Assignment ::
Return every line of the records below verbatim, with no pictures in the copy.

(Dataset rows for apps and sites)
--- --- ---
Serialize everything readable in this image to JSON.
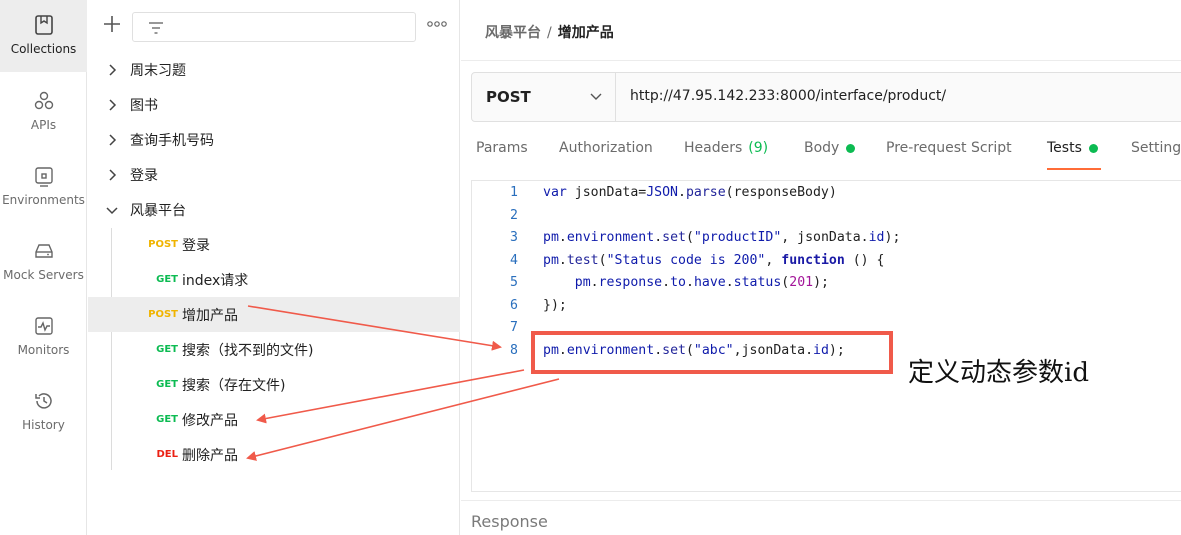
{
  "rail": [
    {
      "label": "Collections",
      "icon": "collections-icon"
    },
    {
      "label": "APIs",
      "icon": "apis-icon"
    },
    {
      "label": "Environments",
      "icon": "environments-icon"
    },
    {
      "label": "Mock Servers",
      "icon": "mock-servers-icon"
    },
    {
      "label": "Monitors",
      "icon": "monitors-icon"
    },
    {
      "label": "History",
      "icon": "history-icon"
    }
  ],
  "tree": {
    "more": "ooo",
    "folders": [
      "周末习题",
      "图书",
      "查询手机号码",
      "登录",
      "风暴平台"
    ],
    "requests": [
      {
        "method": "POST",
        "name": "登录"
      },
      {
        "method": "GET",
        "name": "index请求"
      },
      {
        "method": "POST",
        "name": "增加产品"
      },
      {
        "method": "GET",
        "name": "搜索（找不到的文件)"
      },
      {
        "method": "GET",
        "name": "搜索（存在文件)"
      },
      {
        "method": "GET",
        "name": "修改产品"
      },
      {
        "method": "DEL",
        "name": "删除产品"
      }
    ]
  },
  "breadcrumb": {
    "parent": "风暴平台",
    "sep": "/",
    "current": "增加产品"
  },
  "request": {
    "method": "POST",
    "url": "http://47.95.142.233:8000/interface/product/"
  },
  "tabs": {
    "params": "Params",
    "authorization": "Authorization",
    "headers": "Headers",
    "headers_count": "(9)",
    "body": "Body",
    "prerequest": "Pre-request Script",
    "tests": "Tests",
    "settings": "Setting"
  },
  "editor": {
    "line_numbers": [
      "1",
      "2",
      "3",
      "4",
      "5",
      "6",
      "7",
      "8"
    ]
  },
  "annotation": "定义动态参数id",
  "response_label": "Response",
  "colors": {
    "accent": "#ff6c37",
    "post": "#f0b400",
    "get": "#0cbb52",
    "del": "#eb2013",
    "annotation_red": "#f05a4a"
  }
}
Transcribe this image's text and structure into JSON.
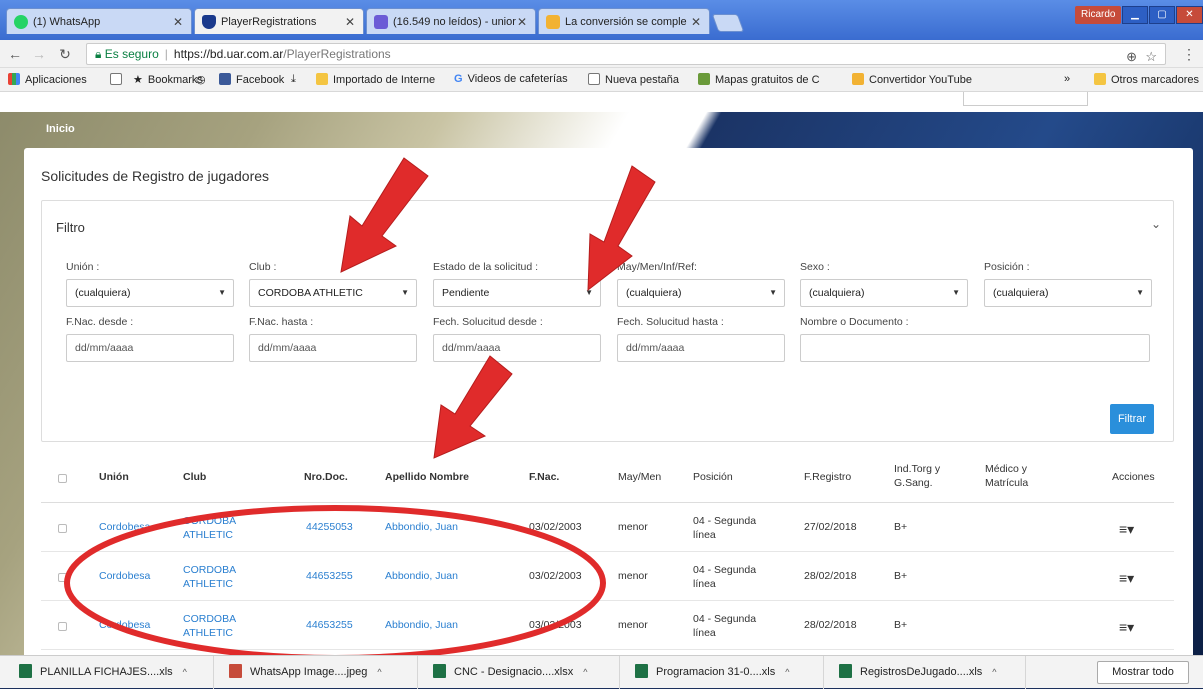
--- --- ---
Solution to this exercise ::
Serialize everything readable in this image to JSON.
{
  "rail": [
    {
      "label": "Collections",
      "icon": "collections-icon"
    },
    {
      "label": "APIs",
      "icon": "apis-icon"
    },
    {
      "label": "Environments",
      "icon": "environments-icon"
    },
    {
      "label": "Mock Servers",
      "icon": "mock-servers-icon"
    },
    {
      "label": "Monitors",
      "icon": "monitors-icon"
    },
    {
      "label": "History",
      "icon": "history-icon"
    }
  ],
  "tree": {
    "more": "ooo",
    "folders": [
      "周末习题",
      "图书",
      "查询手机号码",
      "登录",
      "风暴平台"
    ],
    "requests": [
      {
        "method": "POST",
        "name": "登录"
      },
      {
        "method": "GET",
        "name": "index请求"
      },
      {
        "method": "POST",
        "name": "增加产品"
      },
      {
        "method": "GET",
        "name": "搜索（找不到的文件)"
      },
      {
        "method": "GET",
        "name": "搜索（存在文件)"
      },
      {
        "method": "GET",
        "name": "修改产品"
      },
      {
        "method": "DEL",
        "name": "删除产品"
      }
    ]
  },
  "breadcrumb": {
    "parent": "风暴平台",
    "sep": "/",
    "current": "增加产品"
  },
  "request": {
    "method": "POST",
    "url": "http://47.95.142.233:8000/interface/product/"
  },
  "tabs": {
    "params": "Params",
    "authorization": "Authorization",
    "headers": "Headers",
    "headers_count": "(9)",
    "body": "Body",
    "prerequest": "Pre-request Script",
    "tests": "Tests",
    "settings": "Setting"
  },
  "editor": {
    "line_numbers": [
      "1",
      "2",
      "3",
      "4",
      "5",
      "6",
      "7",
      "8"
    ]
  },
  "annotation": "定义动态参数id",
  "response_label": "Response",
  "colors": {
    "accent": "#ff6c37",
    "post": "#f0b400",
    "get": "#0cbb52",
    "del": "#eb2013",
    "annotation_red": "#f05a4a"
  }
}
Transcribe this image's text and structure into JSON.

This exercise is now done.